5 | Set in Stone
© Harvard University—Boston Museum of Fine Arts Expedition
In Ancient Egypt, everything was meant to last for eternity. Stone masons therefore played a vital role in the construction and decoration of burial tombs. Nothing known to the Ancient Egyptians lasted longer than stone. Simple masons carved blocks for the pyramids. Master craftspeople created fine sculptures and reliefs for nobles and pharaohs. This section explores the role of masons and of scribes, who were highly valued for their ability to read and write the hieroglyphs necessary for tomb decorations and official records.    

6 | Beliefs and Sacred Rituals
© Harvard University—Boston Museum of Fine Arts Expedition
For most of its 3,000-year history, Egyptians believed in multiple gods. Ancient texts identify more than 700 gods and goddesses. Each one had unique roles and powers. Burial tombs were adorned with written prayers that asked for the help of the gods in this life and the next. Temples were built to honour specific gods. This section of the exhibition explores the nature and depth of this powerful and complex faith.

7 | Everlasting Bodies
Lady Hudson
© Canadian Museum of Civilization
Ancient Egyptians believed that the human body was required in the afterlife where it could be reunited with the deceased’s spirit (the Ka and Ba) to form the immortal Akh. In the Egyptian Book of the Dead, the Ka and the Ba travelled through the underworld and were tested. If they passed the tests, they would be reunited with the body to become immortal. The preservation of human remains was therefore of the highest importance. And so the Ancient Egyptians became masters of the art and science of mummification. This section explores that complex process and its incredible results.

What you will see in the IMAX movie

Mummies: Secrets of the Pharaohs
unravels some of the mysteries surrounding the ancient royal mummies: How were they embalmed? Why was mummification so vital to ancient Egyptian life? Where were they hidden? Featuring breathtaking scenes and stunning locations, the film’s lavish sets and period recreations will immerse you in different eras of Egyptian history. It also features a dramatic re-enactment of the recovery of one of the most significant archaeological finds in modern history.

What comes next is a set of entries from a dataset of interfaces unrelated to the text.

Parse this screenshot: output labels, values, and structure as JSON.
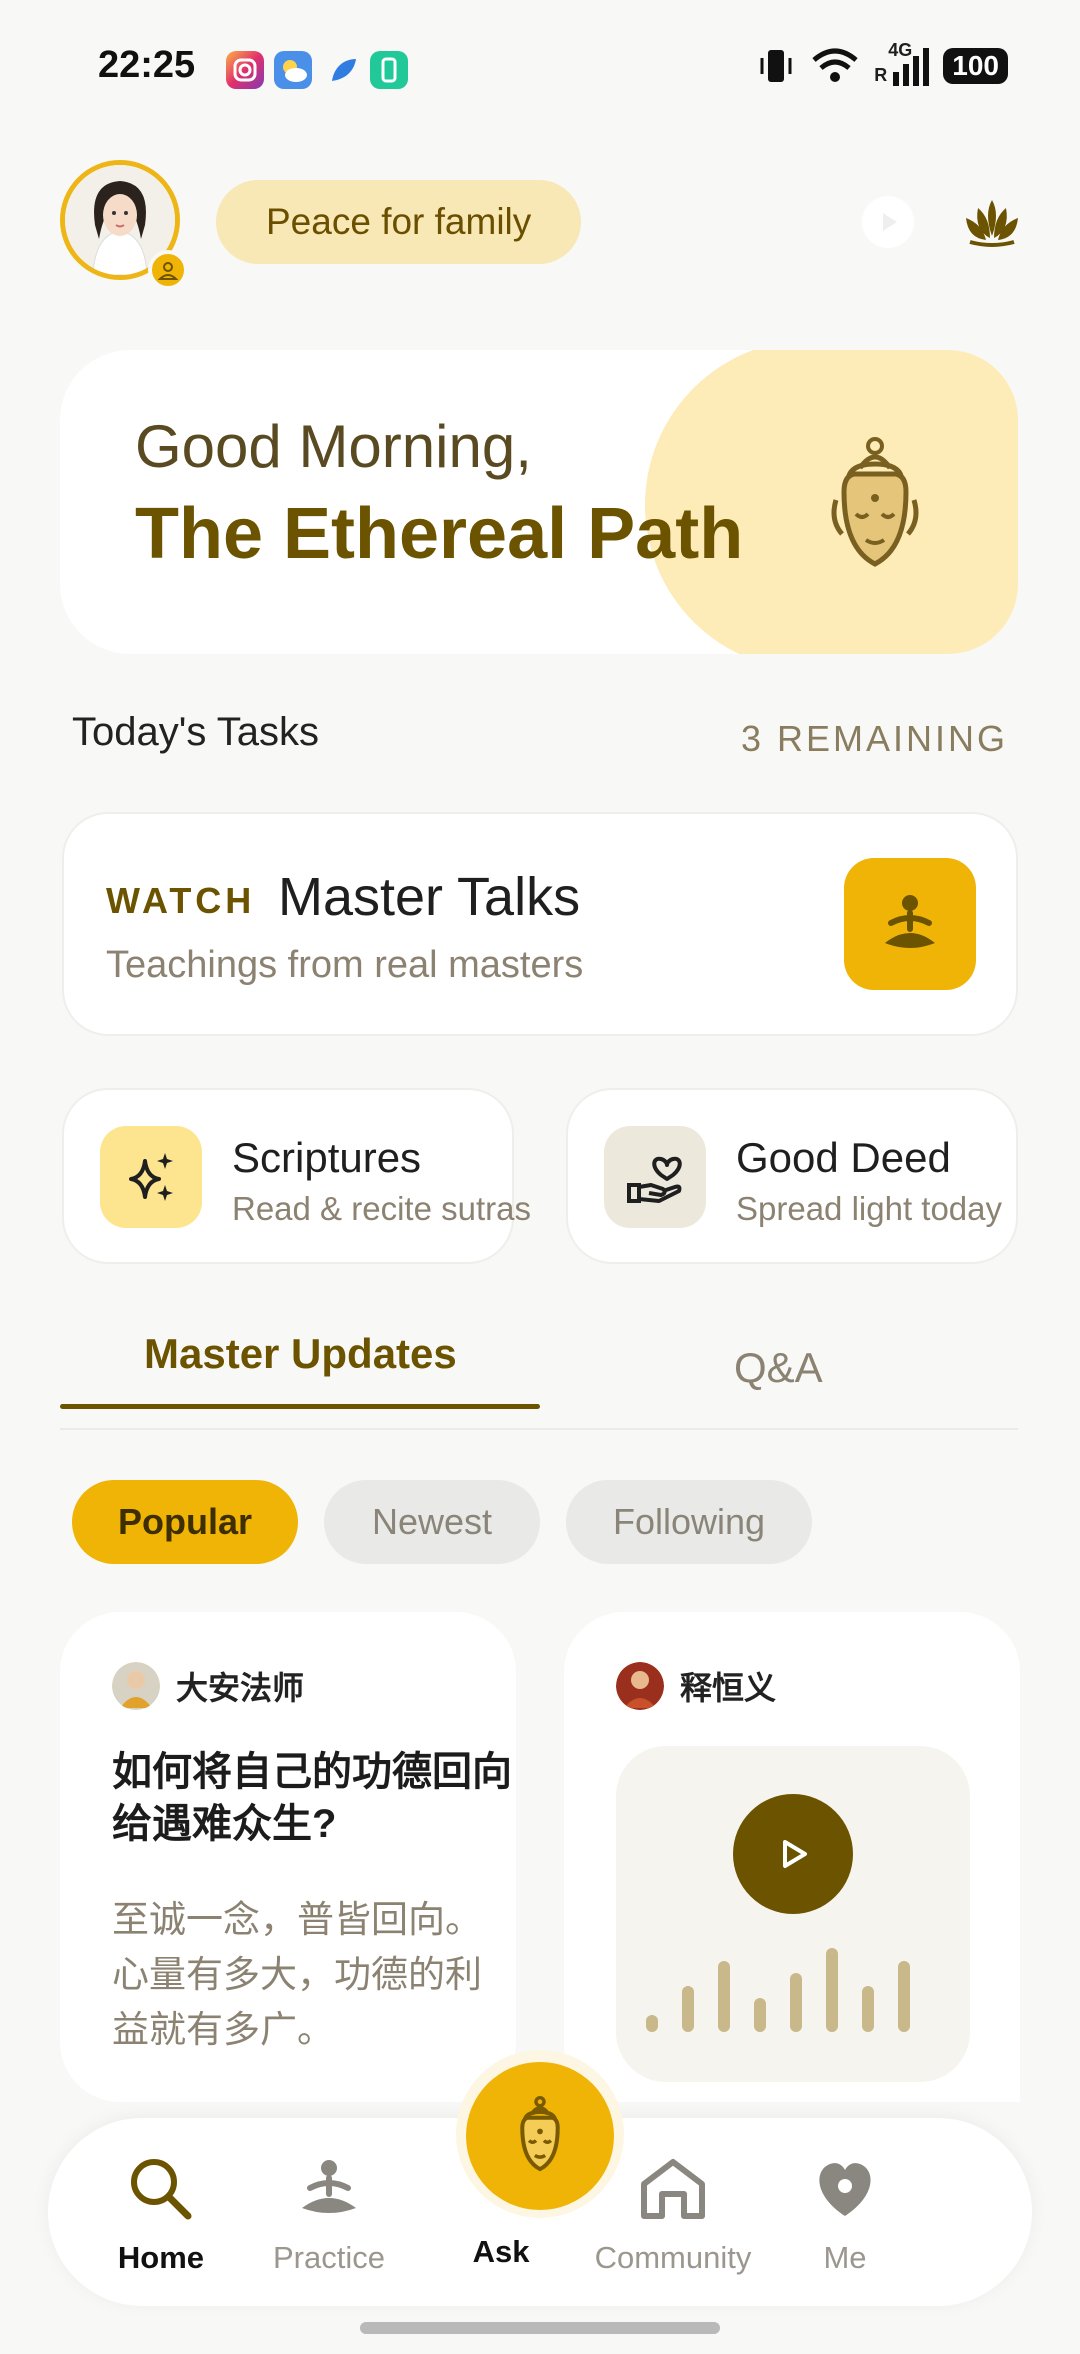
{
  "status_bar": {
    "time": "22:25",
    "battery": "100",
    "network": "4G",
    "roaming": "R"
  },
  "header": {
    "pill_label": "Peace for family",
    "icons": [
      "avatar",
      "person-badge-icon",
      "play-icon",
      "lotus-icon"
    ]
  },
  "greeting": {
    "line1": "Good Morning,",
    "line2": "The Ethereal Path",
    "icon": "buddha-head-icon"
  },
  "tasks": {
    "title": "Today's Tasks",
    "remaining": "3 REMAINING",
    "featured": {
      "keyword": "WATCH",
      "title": "Master Talks",
      "subtitle": "Teachings from real masters",
      "icon": "meditation-icon"
    },
    "cards": [
      {
        "title": "Scriptures",
        "subtitle": "Read & recite sutras",
        "icon": "sparkle-icon",
        "color": "#fde58f"
      },
      {
        "title": "Good Deed",
        "subtitle": "Spread light today",
        "icon": "heart-hand-icon",
        "color": "#ece8dc"
      }
    ]
  },
  "tabs": [
    {
      "label": "Master Updates",
      "active": true
    },
    {
      "label": "Q&A",
      "active": false
    }
  ],
  "filters": [
    {
      "label": "Popular",
      "active": true
    },
    {
      "label": "Newest",
      "active": false
    },
    {
      "label": "Following",
      "active": false
    }
  ],
  "posts": [
    {
      "author": "大安法师",
      "title": "如何将自己的功德回向给遇难众生?",
      "body": "至诚一念，普皆回向。心量有多大，功德的利益就有多广。"
    },
    {
      "author": "释恒义",
      "type": "audio",
      "waveform": [
        0.2,
        0.55,
        0.85,
        0.4,
        0.7,
        1.0,
        0.55,
        0.85
      ]
    }
  ],
  "bottom_nav": {
    "items": [
      {
        "label": "Home",
        "icon": "search-icon",
        "active": true
      },
      {
        "label": "Practice",
        "icon": "meditation-icon",
        "active": false
      },
      {
        "label": "Ask",
        "icon": "buddha-head-icon",
        "active": true
      },
      {
        "label": "Community",
        "icon": "temple-icon",
        "active": false
      },
      {
        "label": "Me",
        "icon": "heart-icon",
        "active": false
      }
    ]
  },
  "colors": {
    "accent": "#f0b407",
    "brand_dark": "#6b5300",
    "muted": "#8b8271",
    "background": "#f8f8f7"
  }
}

When a few curious antiquities suddenly appeared on the black market in the 1870s, a handful of hieroglyph experts knew that these were no ordinary relics — for they bore the marks of kings.  These relics ultimately led to the discovery of a cache of 40 mummies, including 12 Kings of Egypt, in a single tomb. Among them were three of the greatest pharaohs that ever lived: the legendary Ramses the Great, his father Seti I, and his son. This was the first time a pharaoh’s tomb was discovered.

Interwoven throughout the film’s historic narrative is a modern-day forensic story — a scientific journey to extract clues about the past that could impact our future. More than a decade ago, Dr. Bob Brier and a colleague used the clues Brier had assembled to perform the first Egyptian-style human mummification since the time of the pharaohs. The film follows him and a DNA specialist, Angelique Corthals, as they check on that modern mummy and conduct key genetic tests to attempt to extract genetic information from ancient mummies. They are hoping their work will advance modern medicine. Could the DNA of pharaohs help cure modern diseases?

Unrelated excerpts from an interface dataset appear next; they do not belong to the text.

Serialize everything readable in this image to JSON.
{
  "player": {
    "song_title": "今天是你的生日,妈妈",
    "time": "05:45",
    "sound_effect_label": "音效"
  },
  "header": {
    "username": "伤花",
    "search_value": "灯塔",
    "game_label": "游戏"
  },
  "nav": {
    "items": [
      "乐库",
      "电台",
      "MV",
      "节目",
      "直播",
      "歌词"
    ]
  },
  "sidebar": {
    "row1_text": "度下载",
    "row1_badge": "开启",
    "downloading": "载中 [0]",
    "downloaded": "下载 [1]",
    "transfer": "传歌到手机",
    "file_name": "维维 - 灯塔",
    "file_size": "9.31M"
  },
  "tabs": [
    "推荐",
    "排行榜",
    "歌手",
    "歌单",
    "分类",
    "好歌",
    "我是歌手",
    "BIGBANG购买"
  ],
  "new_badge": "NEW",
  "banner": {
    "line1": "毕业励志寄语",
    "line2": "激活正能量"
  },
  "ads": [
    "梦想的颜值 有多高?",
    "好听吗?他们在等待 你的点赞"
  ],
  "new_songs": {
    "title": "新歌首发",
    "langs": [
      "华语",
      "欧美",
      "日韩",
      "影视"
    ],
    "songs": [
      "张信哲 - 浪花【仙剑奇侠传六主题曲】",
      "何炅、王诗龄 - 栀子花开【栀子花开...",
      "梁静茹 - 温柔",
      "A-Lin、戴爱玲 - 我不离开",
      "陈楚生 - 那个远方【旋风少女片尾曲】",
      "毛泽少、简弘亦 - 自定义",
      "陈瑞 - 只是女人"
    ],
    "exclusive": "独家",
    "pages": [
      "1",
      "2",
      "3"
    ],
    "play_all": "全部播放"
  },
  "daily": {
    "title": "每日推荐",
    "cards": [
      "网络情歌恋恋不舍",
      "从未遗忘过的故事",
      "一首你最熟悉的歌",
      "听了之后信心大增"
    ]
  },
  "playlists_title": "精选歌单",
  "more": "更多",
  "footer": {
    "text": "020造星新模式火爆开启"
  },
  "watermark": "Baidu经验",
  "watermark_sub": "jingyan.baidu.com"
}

Over the centuries, the mummies of Egypt’s pharaohs have meant different things for different people. For Ancient Egyptians, they were a source of hope for a fruitful life after death. For tomb-robbers, they became a source of wealth.  For scholars, they are a source of knowledge.  For researchers, they are a source of genetic evidence that could advance medical science.  And for today’s filmgoers, these mummies and their story are a source of educational entertainment for the whole family. And there’s no better way to watch, learn and be entertained than by experiencing it on the unrivaled IMAX format.

This exhibition is organized by the Museum of Fine Arts, Boston,
in collaboration with the Canadian Museum of Civilization.